Additionally, prices for corn sweeteners may move higher in 2024 depending mainly on corn prices, but they also were influenced by unforeseen product demand and limited refining capability.

“The corn wet milling industry is in a new age,” said Craig Ruffolo, vice president – commodity specialist, McKeany-Flavell Company Inc., explaining that several plants across the country have contracted their capacity and closed several mills which, in turn, has significantly cut corn milling capacity, driving mills to prioritize the production of higher-priced products. It’s a situation that has taken the industry by surprise, Ruffolo said.

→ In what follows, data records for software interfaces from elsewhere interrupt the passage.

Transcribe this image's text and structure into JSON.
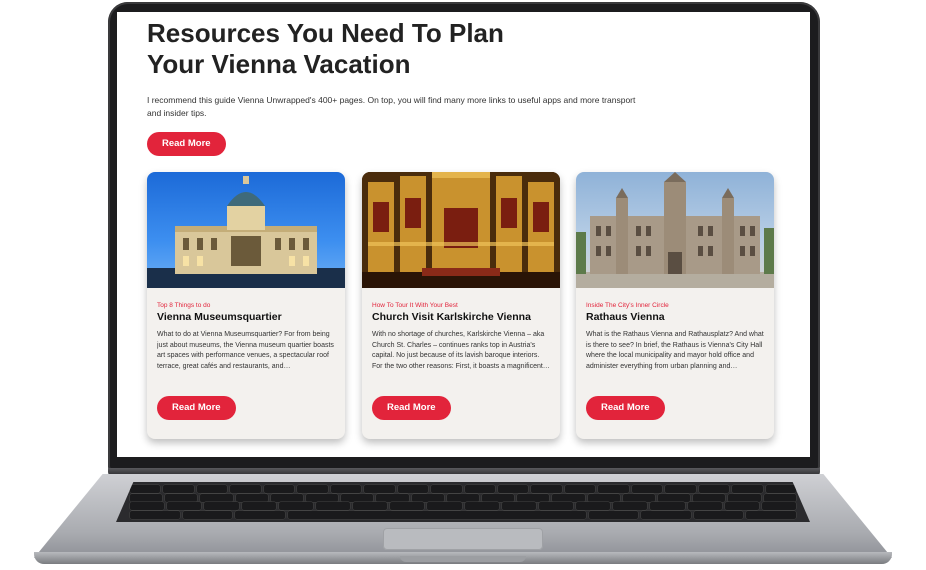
{
  "page": {
    "title": "Resources You Need To Plan\nYour Vienna Vacation",
    "intro": "I recommend this guide Vienna Unwrapped's 400+ pages. On top, you will find many more links to useful apps and more transport and insider tips.",
    "read_more_label": "Read More"
  },
  "cards": [
    {
      "tag": "Top 8 Things to do",
      "title": "Vienna Museumsquartier",
      "excerpt": "What to do at Vienna Museumsquartier? For from being just about museums, the Vienna museum quartier boasts art spaces with performance venues, a spectacular roof terrace, great cafés and restaurants, and…",
      "button": "Read More",
      "image_icon": "domed-building-icon"
    },
    {
      "tag": "How To Tour It With Your Best",
      "title": "Church Visit Karlskirche Vienna",
      "excerpt": "With no shortage of churches, Karlskirche Vienna – aka Church St. Charles – continues ranks top in Austria's capital. No just because of its lavish baroque interiors. For the two other reasons: First, it boasts a magnificent…",
      "button": "Read More",
      "image_icon": "church-interior-icon"
    },
    {
      "tag": "Inside The City's Inner Circle",
      "title": "Rathaus Vienna",
      "excerpt": "What is the Rathaus Vienna and Rathausplatz? And what is there to see? In brief, the Rathaus is Vienna's City Hall where the local municipality and mayor hold office and administer everything from urban planning and…",
      "button": "Read More",
      "image_icon": "city-hall-icon"
    }
  ],
  "colors": {
    "accent": "#e2243b",
    "card_bg": "#f3f1ee",
    "laptop_bezel": "#1c1c1e",
    "laptop_body": "#b9bbbf"
  }
}
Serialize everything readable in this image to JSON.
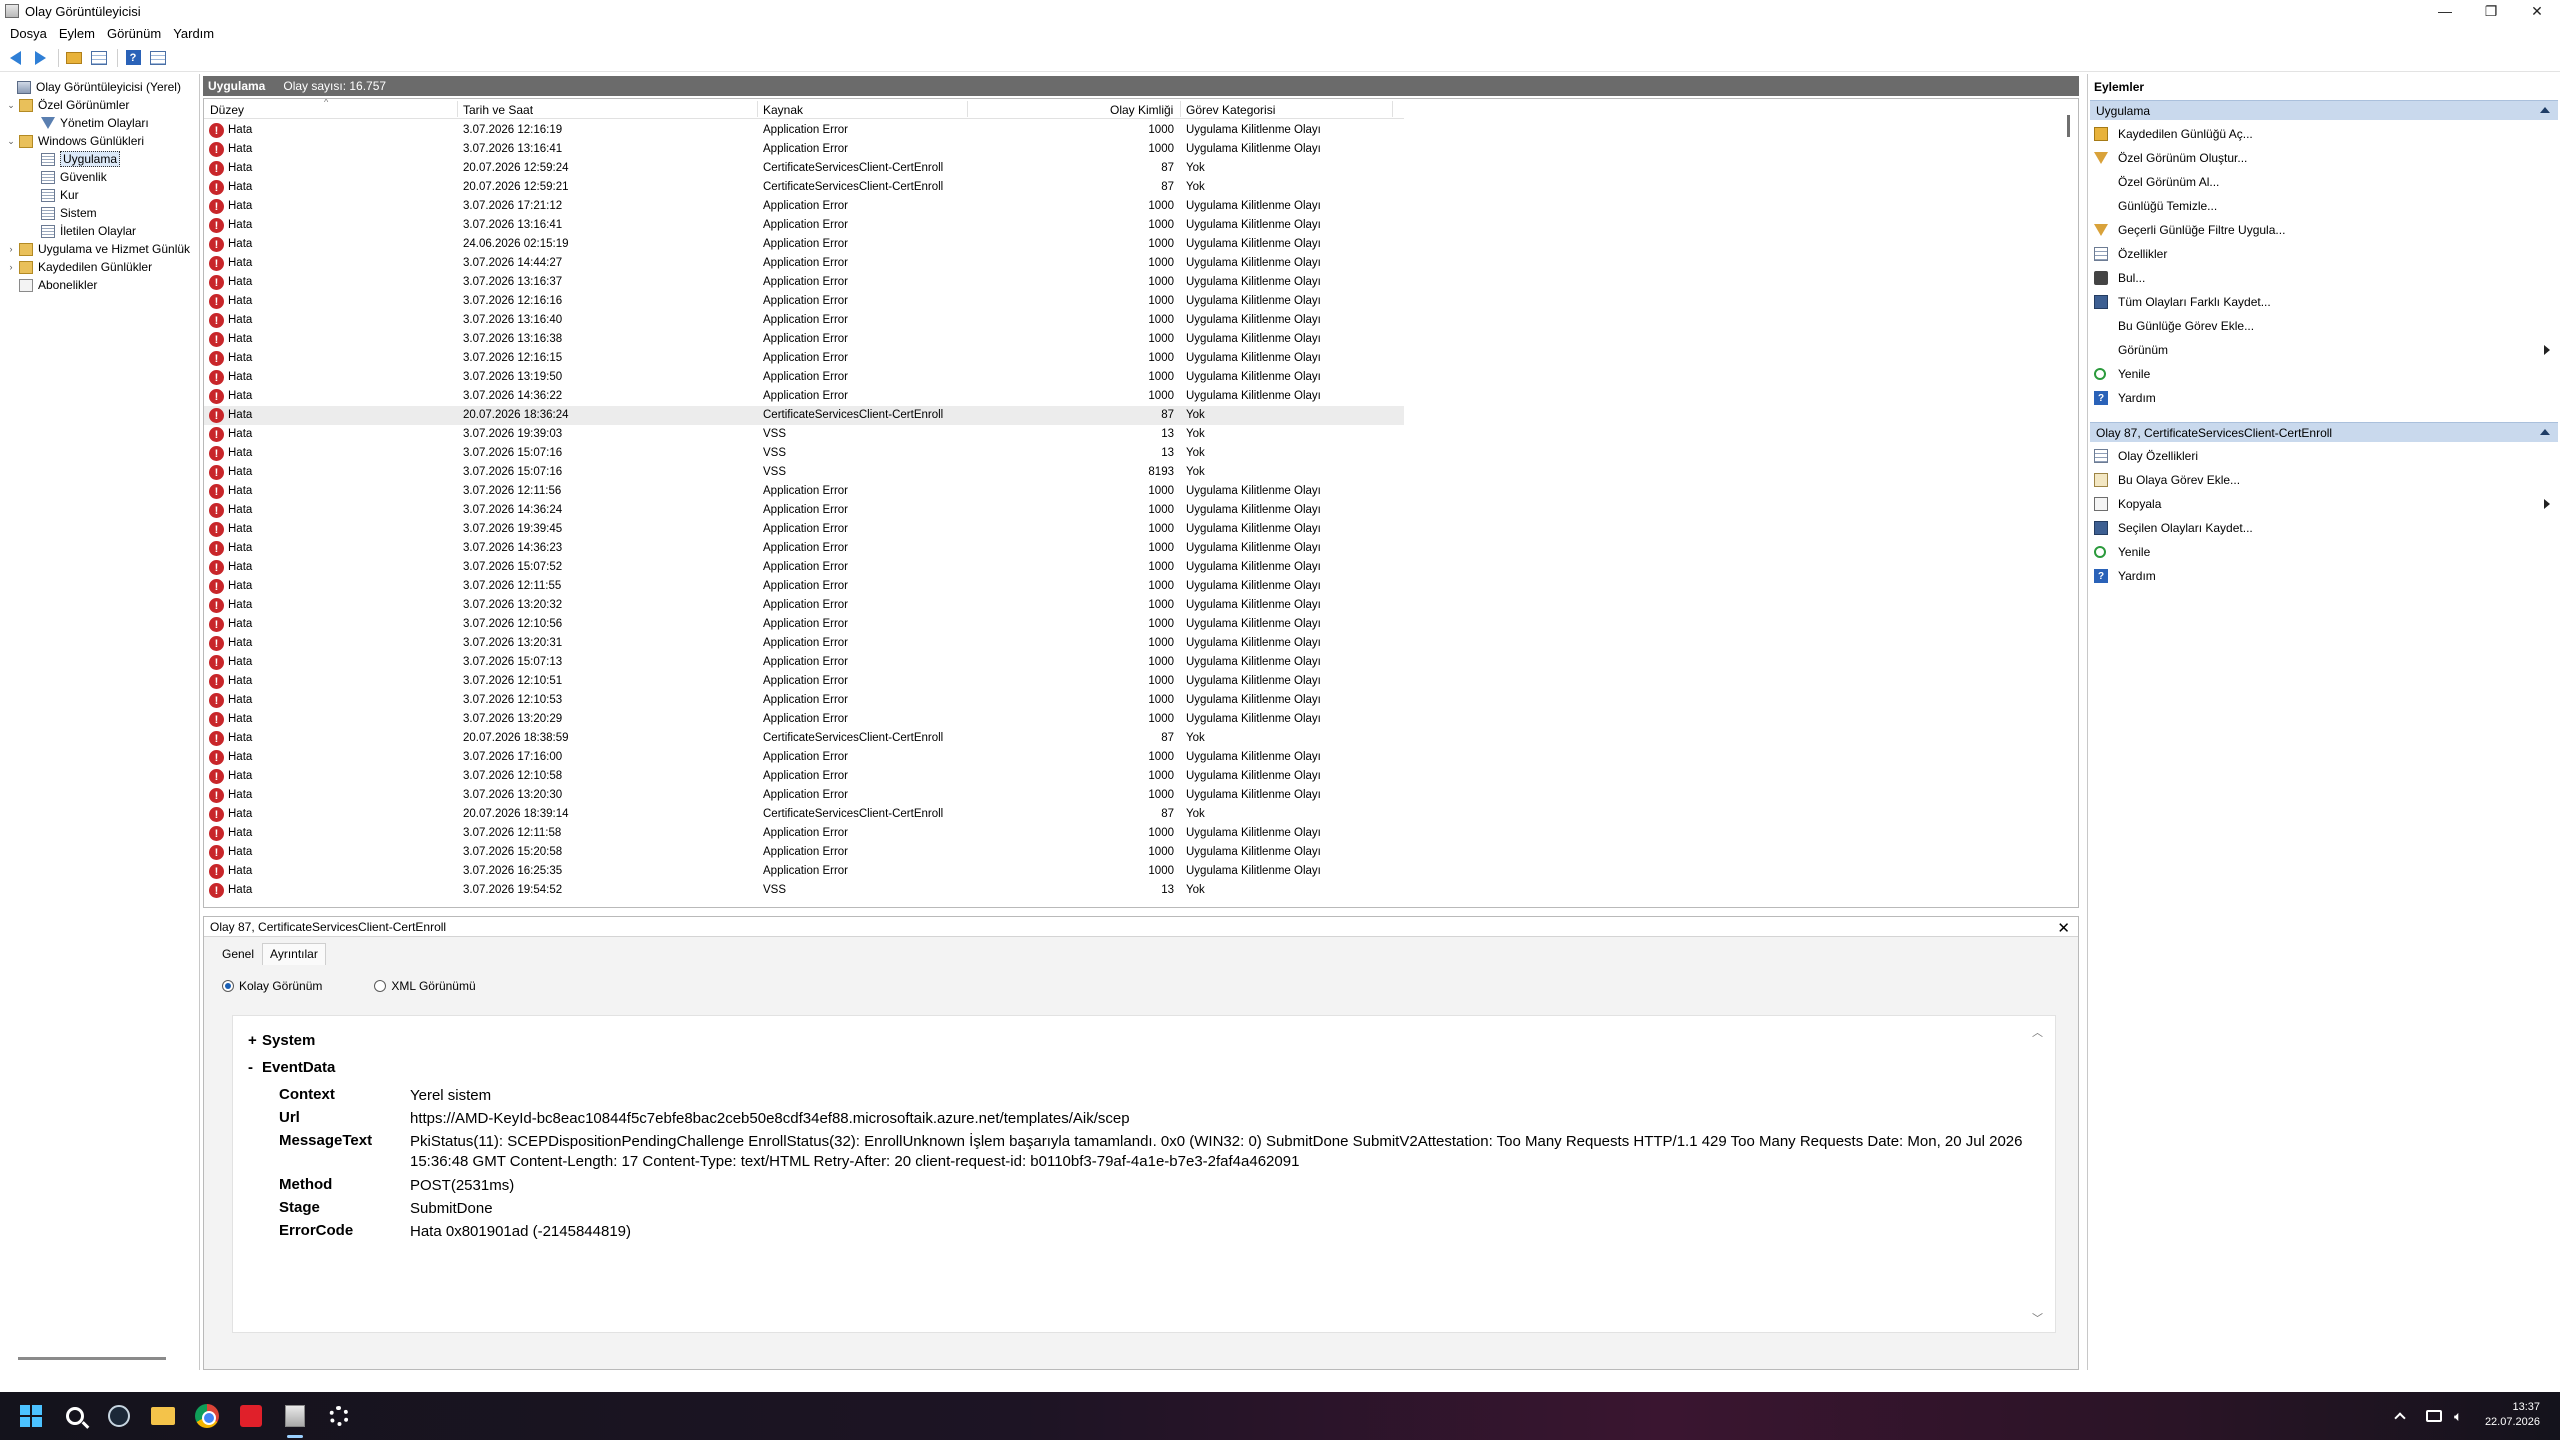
{
  "window": {
    "title": "Olay Görüntüleyicisi",
    "controls": {
      "minimize": "—",
      "maximize": "❐",
      "close": "✕"
    }
  },
  "menu": [
    "Dosya",
    "Eylem",
    "Görünüm",
    "Yardım"
  ],
  "tree": {
    "items": [
      {
        "label": "Olay Görüntüleyicisi (Yerel)",
        "expander": "",
        "icon": "computer-icon"
      },
      {
        "label": "Özel Görünümler",
        "expander": "⌄",
        "icon": "folder-icon"
      },
      {
        "label": "Yönetim Olayları",
        "expander": "",
        "icon": "filter-icon"
      },
      {
        "label": "Windows Günlükleri",
        "expander": "⌄",
        "icon": "folder-icon"
      },
      {
        "label": "Uygulama",
        "expander": "",
        "icon": "log-icon"
      },
      {
        "label": "Güvenlik",
        "expander": "",
        "icon": "log-icon"
      },
      {
        "label": "Kur",
        "expander": "",
        "icon": "log-icon"
      },
      {
        "label": "Sistem",
        "expander": "",
        "icon": "log-icon"
      },
      {
        "label": "İletilen Olaylar",
        "expander": "",
        "icon": "log-icon"
      },
      {
        "label": "Uygulama ve Hizmet Günlük",
        "expander": "›",
        "icon": "folder-icon"
      },
      {
        "label": "Kaydedilen Günlükler",
        "expander": "›",
        "icon": "folder-icon"
      },
      {
        "label": "Abonelikler",
        "expander": "",
        "icon": "subscription-icon"
      }
    ]
  },
  "log": {
    "name": "Uygulama",
    "count": "Olay sayısı: 16.757",
    "columns": {
      "level": "Düzey",
      "date": "Tarih ve Saat",
      "source": "Kaynak",
      "id": "Olay Kimliği",
      "category": "Görev Kategorisi"
    },
    "rows": [
      [
        "Hata",
        "3.07.2026 12:16:19",
        "Application Error",
        "1000",
        "Uygulama Kilitlenme Olayı"
      ],
      [
        "Hata",
        "3.07.2026 13:16:41",
        "Application Error",
        "1000",
        "Uygulama Kilitlenme Olayı"
      ],
      [
        "Hata",
        "20.07.2026 12:59:24",
        "CertificateServicesClient-CertEnroll",
        "87",
        "Yok"
      ],
      [
        "Hata",
        "20.07.2026 12:59:21",
        "CertificateServicesClient-CertEnroll",
        "87",
        "Yok"
      ],
      [
        "Hata",
        "3.07.2026 17:21:12",
        "Application Error",
        "1000",
        "Uygulama Kilitlenme Olayı"
      ],
      [
        "Hata",
        "3.07.2026 13:16:41",
        "Application Error",
        "1000",
        "Uygulama Kilitlenme Olayı"
      ],
      [
        "Hata",
        "24.06.2026 02:15:19",
        "Application Error",
        "1000",
        "Uygulama Kilitlenme Olayı"
      ],
      [
        "Hata",
        "3.07.2026 14:44:27",
        "Application Error",
        "1000",
        "Uygulama Kilitlenme Olayı"
      ],
      [
        "Hata",
        "3.07.2026 13:16:37",
        "Application Error",
        "1000",
        "Uygulama Kilitlenme Olayı"
      ],
      [
        "Hata",
        "3.07.2026 12:16:16",
        "Application Error",
        "1000",
        "Uygulama Kilitlenme Olayı"
      ],
      [
        "Hata",
        "3.07.2026 13:16:40",
        "Application Error",
        "1000",
        "Uygulama Kilitlenme Olayı"
      ],
      [
        "Hata",
        "3.07.2026 13:16:38",
        "Application Error",
        "1000",
        "Uygulama Kilitlenme Olayı"
      ],
      [
        "Hata",
        "3.07.2026 12:16:15",
        "Application Error",
        "1000",
        "Uygulama Kilitlenme Olayı"
      ],
      [
        "Hata",
        "3.07.2026 13:19:50",
        "Application Error",
        "1000",
        "Uygulama Kilitlenme Olayı"
      ],
      [
        "Hata",
        "3.07.2026 14:36:22",
        "Application Error",
        "1000",
        "Uygulama Kilitlenme Olayı"
      ],
      [
        "Hata",
        "20.07.2026 18:36:24",
        "CertificateServicesClient-CertEnroll",
        "87",
        "Yok"
      ],
      [
        "Hata",
        "3.07.2026 19:39:03",
        "VSS",
        "13",
        "Yok"
      ],
      [
        "Hata",
        "3.07.2026 15:07:16",
        "VSS",
        "13",
        "Yok"
      ],
      [
        "Hata",
        "3.07.2026 15:07:16",
        "VSS",
        "8193",
        "Yok"
      ],
      [
        "Hata",
        "3.07.2026 12:11:56",
        "Application Error",
        "1000",
        "Uygulama Kilitlenme Olayı"
      ],
      [
        "Hata",
        "3.07.2026 14:36:24",
        "Application Error",
        "1000",
        "Uygulama Kilitlenme Olayı"
      ],
      [
        "Hata",
        "3.07.2026 19:39:45",
        "Application Error",
        "1000",
        "Uygulama Kilitlenme Olayı"
      ],
      [
        "Hata",
        "3.07.2026 14:36:23",
        "Application Error",
        "1000",
        "Uygulama Kilitlenme Olayı"
      ],
      [
        "Hata",
        "3.07.2026 15:07:52",
        "Application Error",
        "1000",
        "Uygulama Kilitlenme Olayı"
      ],
      [
        "Hata",
        "3.07.2026 12:11:55",
        "Application Error",
        "1000",
        "Uygulama Kilitlenme Olayı"
      ],
      [
        "Hata",
        "3.07.2026 13:20:32",
        "Application Error",
        "1000",
        "Uygulama Kilitlenme Olayı"
      ],
      [
        "Hata",
        "3.07.2026 12:10:56",
        "Application Error",
        "1000",
        "Uygulama Kilitlenme Olayı"
      ],
      [
        "Hata",
        "3.07.2026 13:20:31",
        "Application Error",
        "1000",
        "Uygulama Kilitlenme Olayı"
      ],
      [
        "Hata",
        "3.07.2026 15:07:13",
        "Application Error",
        "1000",
        "Uygulama Kilitlenme Olayı"
      ],
      [
        "Hata",
        "3.07.2026 12:10:51",
        "Application Error",
        "1000",
        "Uygulama Kilitlenme Olayı"
      ],
      [
        "Hata",
        "3.07.2026 12:10:53",
        "Application Error",
        "1000",
        "Uygulama Kilitlenme Olayı"
      ],
      [
        "Hata",
        "3.07.2026 13:20:29",
        "Application Error",
        "1000",
        "Uygulama Kilitlenme Olayı"
      ],
      [
        "Hata",
        "20.07.2026 18:38:59",
        "CertificateServicesClient-CertEnroll",
        "87",
        "Yok"
      ],
      [
        "Hata",
        "3.07.2026 17:16:00",
        "Application Error",
        "1000",
        "Uygulama Kilitlenme Olayı"
      ],
      [
        "Hata",
        "3.07.2026 12:10:58",
        "Application Error",
        "1000",
        "Uygulama Kilitlenme Olayı"
      ],
      [
        "Hata",
        "3.07.2026 13:20:30",
        "Application Error",
        "1000",
        "Uygulama Kilitlenme Olayı"
      ],
      [
        "Hata",
        "20.07.2026 18:39:14",
        "CertificateServicesClient-CertEnroll",
        "87",
        "Yok"
      ],
      [
        "Hata",
        "3.07.2026 12:11:58",
        "Application Error",
        "1000",
        "Uygulama Kilitlenme Olayı"
      ],
      [
        "Hata",
        "3.07.2026 15:20:58",
        "Application Error",
        "1000",
        "Uygulama Kilitlenme Olayı"
      ],
      [
        "Hata",
        "3.07.2026 16:25:35",
        "Application Error",
        "1000",
        "Uygulama Kilitlenme Olayı"
      ],
      [
        "Hata",
        "3.07.2026 19:54:52",
        "VSS",
        "13",
        "Yok"
      ]
    ],
    "selected_row": 15
  },
  "detail": {
    "title": "Olay 87, CertificateServicesClient-CertEnroll",
    "close": "✕",
    "tabs": [
      "Genel",
      "Ayrıntılar"
    ],
    "active_tab": 1,
    "view_friendly": "Kolay Görünüm",
    "view_xml": "XML Görünümü",
    "system_label": "System",
    "system_toggle": "+",
    "eventdata_label": "EventData",
    "eventdata_toggle": "-",
    "fields": [
      {
        "key": "Context",
        "value": "Yerel sistem"
      },
      {
        "key": "Url",
        "value": "https://AMD-KeyId-bc8eac10844f5c7ebfe8bac2ceb50e8cdf34ef88.microsoftaik.azure.net/templates/Aik/scep"
      },
      {
        "key": "MessageText",
        "value": "PkiStatus(11): SCEPDispositionPendingChallenge EnrollStatus(32): EnrollUnknown İşlem başarıyla tamamlandı. 0x0 (WIN32: 0) SubmitDone SubmitV2Attestation: Too Many Requests HTTP/1.1 429 Too Many Requests Date: Mon, 20 Jul 2026 15:36:48 GMT Content-Length: 17 Content-Type: text/HTML Retry-After: 20 client-request-id: b0110bf3-79af-4a1e-b7e3-2faf4a462091"
      },
      {
        "key": "Method",
        "value": "POST(2531ms)"
      },
      {
        "key": "Stage",
        "value": "SubmitDone"
      },
      {
        "key": "ErrorCode",
        "value": "Hata 0x801901ad (-2145844819)"
      }
    ]
  },
  "actions": {
    "title": "Eylemler",
    "group1": {
      "label": "Uygulama",
      "items": [
        {
          "label": "Kaydedilen Günlüğü Aç...",
          "icon": "open-log-icon",
          "submenu": false
        },
        {
          "label": "Özel Görünüm Oluştur...",
          "icon": "filter-icon",
          "submenu": false
        },
        {
          "label": "Özel Görünüm Al...",
          "icon": "",
          "submenu": false
        },
        {
          "label": "Günlüğü Temizle...",
          "icon": "",
          "submenu": false
        },
        {
          "label": "Geçerli Günlüğe Filtre Uygula...",
          "icon": "filter-icon",
          "submenu": false
        },
        {
          "label": "Özellikler",
          "icon": "properties-icon",
          "submenu": false
        },
        {
          "label": "Bul...",
          "icon": "find-icon",
          "submenu": false
        },
        {
          "label": "Tüm Olayları Farklı Kaydet...",
          "icon": "save-icon",
          "submenu": false
        },
        {
          "label": "Bu Günlüğe Görev Ekle...",
          "icon": "",
          "submenu": false
        },
        {
          "label": "Görünüm",
          "icon": "",
          "submenu": true
        },
        {
          "label": "Yenile",
          "icon": "refresh-icon",
          "submenu": false
        },
        {
          "label": "Yardım",
          "icon": "help-icon",
          "submenu": false
        }
      ]
    },
    "group2": {
      "label": "Olay 87, CertificateServicesClient-CertEnroll",
      "items": [
        {
          "label": "Olay Özellikleri",
          "icon": "properties-icon",
          "submenu": false
        },
        {
          "label": "Bu Olaya Görev Ekle...",
          "icon": "task-icon",
          "submenu": false
        },
        {
          "label": "Kopyala",
          "icon": "copy-icon",
          "submenu": true
        },
        {
          "label": "Seçilen Olayları Kaydet...",
          "icon": "save-icon",
          "submenu": false
        },
        {
          "label": "Yenile",
          "icon": "refresh-icon",
          "submenu": false
        },
        {
          "label": "Yardım",
          "icon": "help-icon",
          "submenu": false
        }
      ]
    }
  },
  "taskbar": {
    "apps": [
      "start-icon",
      "search-icon",
      "steam-icon",
      "file-explorer-icon",
      "chrome-icon",
      "red-app-icon",
      "event-viewer-icon",
      "settings-icon"
    ],
    "time": "13:37",
    "date": "22.07.2026"
  },
  "colors": {
    "error": "#c8262a",
    "action_group": "#c9d9ed",
    "log_header": "#6b6b6b"
  }
}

“We’ve been on a 22-year run where demand for high-fructose corn syrup was declining, but then demand went up,” Ruffolo said, adding the high price of sugar was another supportive element as buyers currently don’t have a cheaper sweetener alternative to turn to. And rebuilding frontend corn wet milling capacity to meet renewed demand was unlikely, especially after the industry spent years to consolidate operations.

Analysts agreed inflation factors from elevated costs spanning all commodities to operational struggles with recruiting and keeping labor were a large contributor to high prices. But inflation and high sweetener prices also have potential to produce demand destruction, which may prove bearish long term.

“With less discretionary income, consumers are purchasing fewer products, and demand in 2023 may start to slow if consumers are hit too hard by food inflation,” Ruffolo said.